**DIRECTIONS FOR THIS TASK**:
Every line in the listing below that holds the word "background" should be returned.

**PROVIDED INFORMATION**:
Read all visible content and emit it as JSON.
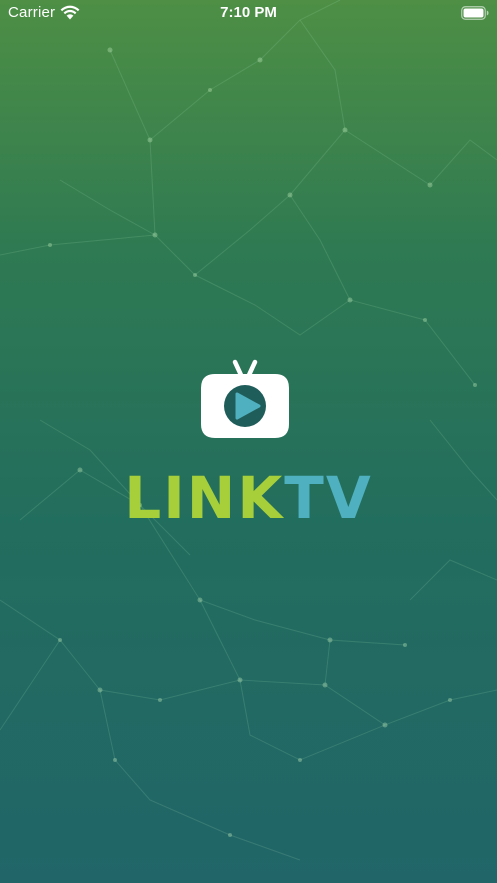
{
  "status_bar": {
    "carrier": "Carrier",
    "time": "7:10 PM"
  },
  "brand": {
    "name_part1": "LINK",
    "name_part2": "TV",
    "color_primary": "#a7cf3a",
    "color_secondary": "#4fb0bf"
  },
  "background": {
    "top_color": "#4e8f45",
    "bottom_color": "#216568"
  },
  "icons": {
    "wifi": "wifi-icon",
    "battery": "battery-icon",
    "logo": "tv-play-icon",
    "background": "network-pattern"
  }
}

**RESPONSE TO THIS TASK**:
  "background": {
    "background": "network-pattern"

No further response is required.